** Opening SUPPLIED MATERIAL block **

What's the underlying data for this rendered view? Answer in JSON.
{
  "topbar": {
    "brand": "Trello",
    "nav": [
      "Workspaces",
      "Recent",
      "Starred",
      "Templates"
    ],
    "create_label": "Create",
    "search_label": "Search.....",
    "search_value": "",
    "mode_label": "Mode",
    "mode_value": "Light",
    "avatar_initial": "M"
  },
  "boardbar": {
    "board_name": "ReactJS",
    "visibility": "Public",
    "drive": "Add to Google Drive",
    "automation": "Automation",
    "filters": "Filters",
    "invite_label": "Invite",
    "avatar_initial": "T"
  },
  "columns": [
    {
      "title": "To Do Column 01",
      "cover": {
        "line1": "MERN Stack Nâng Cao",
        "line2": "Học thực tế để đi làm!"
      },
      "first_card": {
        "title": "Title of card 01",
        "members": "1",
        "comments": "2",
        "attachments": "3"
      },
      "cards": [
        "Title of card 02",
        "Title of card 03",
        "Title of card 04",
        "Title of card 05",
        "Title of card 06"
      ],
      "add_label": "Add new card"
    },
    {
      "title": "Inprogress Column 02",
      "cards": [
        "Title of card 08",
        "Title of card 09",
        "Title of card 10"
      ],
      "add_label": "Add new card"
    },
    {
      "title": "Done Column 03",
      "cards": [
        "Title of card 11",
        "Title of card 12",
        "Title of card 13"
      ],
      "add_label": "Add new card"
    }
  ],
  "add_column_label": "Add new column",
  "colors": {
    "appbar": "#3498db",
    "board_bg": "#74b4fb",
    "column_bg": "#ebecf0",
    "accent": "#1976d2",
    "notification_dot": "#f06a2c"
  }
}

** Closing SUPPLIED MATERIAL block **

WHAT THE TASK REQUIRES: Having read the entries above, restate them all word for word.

SOLUTION FOR THIS TASK:
What's the underlying data for this rendered view? Answer in JSON.
{
  "topbar": {
    "brand": "Trello",
    "nav": [
      "Workspaces",
      "Recent",
      "Starred",
      "Templates"
    ],
    "create_label": "Create",
    "search_label": "Search.....",
    "search_value": "",
    "mode_label": "Mode",
    "mode_value": "Light",
    "avatar_initial": "M"
  },
  "boardbar": {
    "board_name": "ReactJS",
    "visibility": "Public",
    "drive": "Add to Google Drive",
    "automation": "Automation",
    "filters": "Filters",
    "invite_label": "Invite",
    "avatar_initial": "T"
  },
  "columns": [
    {
      "title": "To Do Column 01",
      "cover": {
        "line1": "MERN Stack Nâng Cao",
        "line2": "Học thực tế để đi làm!"
      },
      "first_card": {
        "title": "Title of card 01",
        "members": "1",
        "comments": "2",
        "attachments": "3"
      },
      "cards": [
        "Title of card 02",
        "Title of card 03",
        "Title of card 04",
        "Title of card 05",
        "Title of card 06"
      ],
      "add_label": "Add new card"
    },
    {
      "title": "Inprogress Column 02",
      "cards": [
        "Title of card 08",
        "Title of card 09",
        "Title of card 10"
      ],
      "add_label": "Add new card"
    },
    {
      "title": "Done Column 03",
      "cards": [
        "Title of card 11",
        "Title of card 12",
        "Title of card 13"
      ],
      "add_label": "Add new card"
    }
  ],
  "add_column_label": "Add new column",
  "colors": {
    "appbar": "#3498db",
    "board_bg": "#74b4fb",
    "column_bg": "#ebecf0",
    "accent": "#1976d2",
    "notification_dot": "#f06a2c"
  }
}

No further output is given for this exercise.